Assignment
Among the entries below, count the lines holding the string "HRTC". Respond with the number alone.

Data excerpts
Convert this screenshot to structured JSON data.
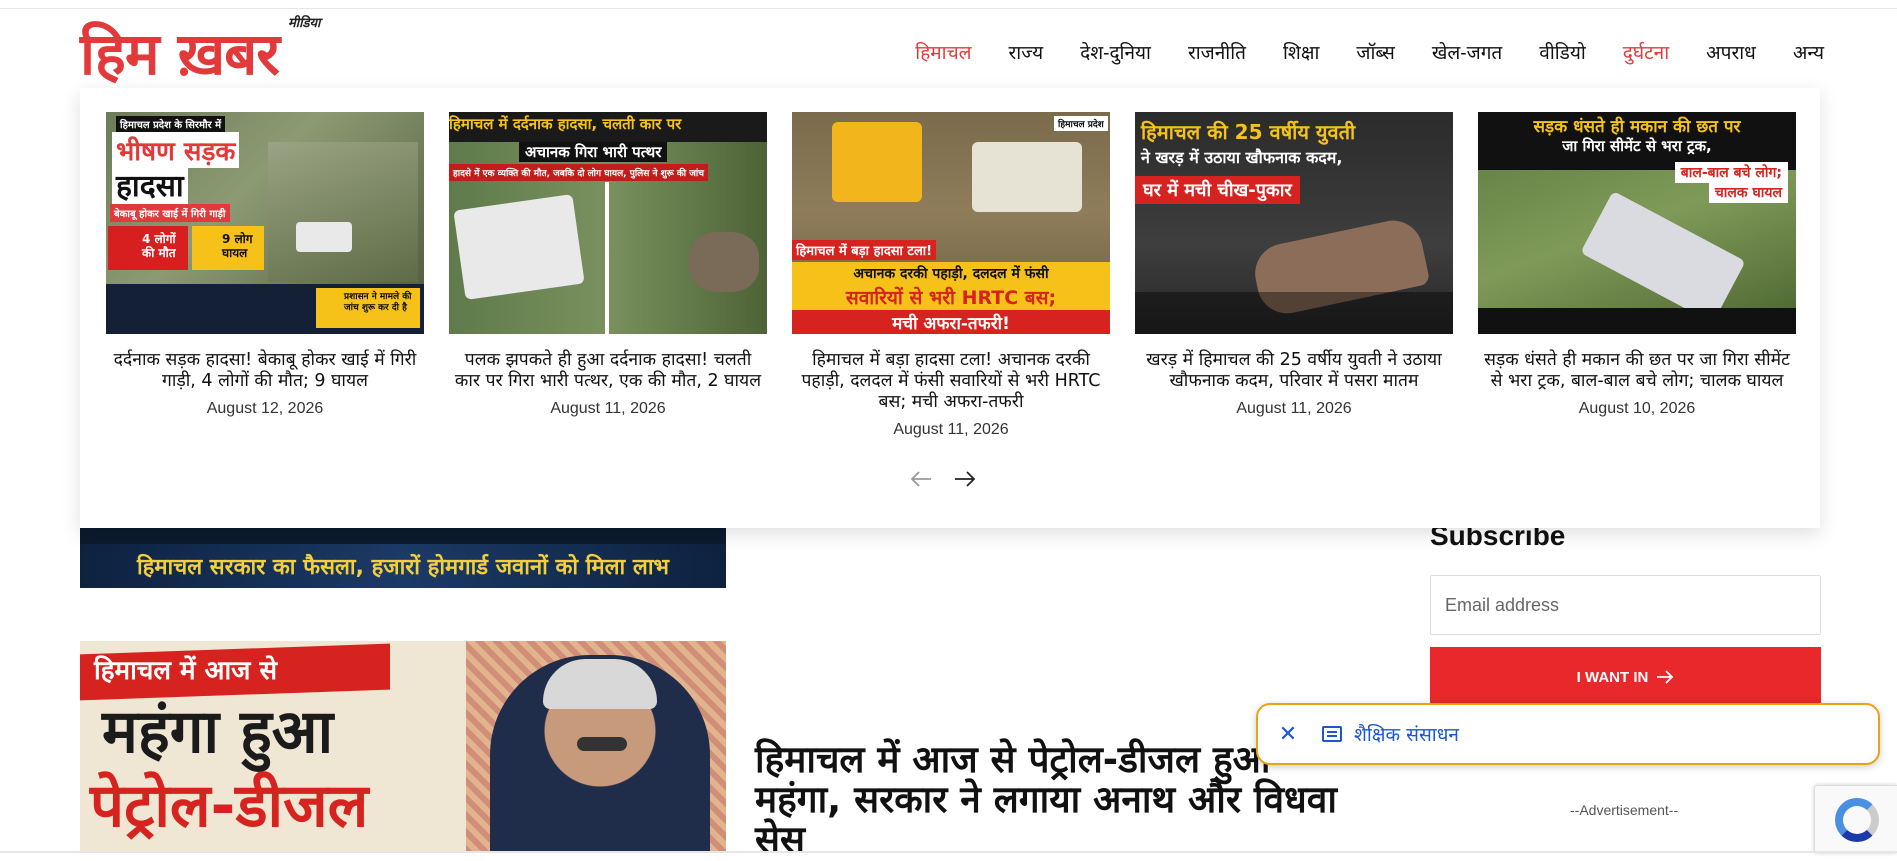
{
  "header": {
    "logo_text": "हिम ख़बर",
    "logo_sub": "मीडिया",
    "nav": [
      "हिमाचल",
      "राज्य",
      "देश-दुनिया",
      "राजनीति",
      "शिक्षा",
      "जॉब्स",
      "खेल-जगत",
      "वीडियो",
      "दुर्घटना",
      "अपराध",
      "अन्य"
    ],
    "active_nav": "हिमाचल",
    "highlighted_nav": "दुर्घटना"
  },
  "mega_menu": {
    "cards": [
      {
        "title": "दर्दनाक सड़क हादसा! बेकाबू होकर खाई में गिरी गाड़ी, 4 लोगों की मौत; 9 घायल",
        "date": "August 12, 2026",
        "thumb_lines": [
          "हिमाचल प्रदेश के सिरमौर में",
          "भीषण सड़क",
          "हादसा",
          "बेकाबू होकर खाई में गिरी गाड़ी",
          "4 लोगों की मौत",
          "9 लोग घायल",
          "प्रशासन ने मामले की जांच शुरू कर दी है"
        ]
      },
      {
        "title": "पलक झपकते ही हुआ दर्दनाक हादसा! चलती कार पर गिरा भारी पत्थर, एक की मौत, 2 घायल",
        "date": "August 11, 2026",
        "thumb_lines": [
          "हिमाचल में दर्दनाक हादसा, चलती कार पर",
          "अचानक गिरा भारी पत्थर",
          "हादसे में एक व्यक्ति की मौत, जबकि दो लोग घायल, पुलिस ने शुरू की जांच"
        ]
      },
      {
        "title": "हिमाचल में बड़ा हादसा टला! अचानक दरकी पहाड़ी, दलदल में फंसी सवारियों से भरी HRTC बस; मची अफरा-तफरी",
        "date": "August 11, 2026",
        "thumb_lines": [
          "हिमाचल में बड़ा हादसा टला!",
          "अचानक दरकी पहाड़ी, दलदल में फंसी",
          "सवारियों से भरी HRTC बस;",
          "मची अफरा-तफरी!",
          "हिमाचल प्रदेश"
        ]
      },
      {
        "title": "खरड़ में हिमाचल की 25 वर्षीय युवती ने उठाया खौफनाक कदम, परिवार में पसरा मातम",
        "date": "August 11, 2026",
        "thumb_lines": [
          "हिमाचल की 25 वर्षीय युवती",
          "ने खरड़ में उठाया खौफनाक कदम,",
          "घर में मची चीख-पुकार"
        ]
      },
      {
        "title": "सड़क धंसते ही मकान की छत पर जा गिरा सीमेंट से भरा ट्रक, बाल-बाल बचे लोग; चालक घायल",
        "date": "August 10, 2026",
        "thumb_lines": [
          "सड़क धंसते ही मकान की छत पर",
          "जा गिरा सीमेंट से भरा ट्रक,",
          "बाल-बाल बचे लोग;",
          "चालक घायल"
        ]
      }
    ],
    "prev_icon": "chevron-left-icon",
    "next_icon": "chevron-right-icon"
  },
  "page": {
    "image1_caption": "हिमाचल सरकार का फैसला, हजारों होमगार्ड जवानों को मिला लाभ",
    "image2_lines": [
      "हिमाचल में आज से",
      "महंगा हुआ",
      "पेट्रोल-डीजल"
    ],
    "headline": "हिमाचल में आज से पेट्रोल-डीजल हुआ महंगा, सरकार ने लगाया अनाथ और विधवा सेस"
  },
  "sidebar": {
    "subscribe_title": "Subscribe",
    "email_placeholder": "Email address",
    "cta_label": "I WANT IN",
    "ad_label": "--Advertisement--"
  },
  "chip": {
    "label": "शैक्षिक संसाधन"
  },
  "colors": {
    "accent": "#e23a3a",
    "button": "#e8282b",
    "chip_border": "#e8a317",
    "chip_text": "#1a56d6"
  }
}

Response
2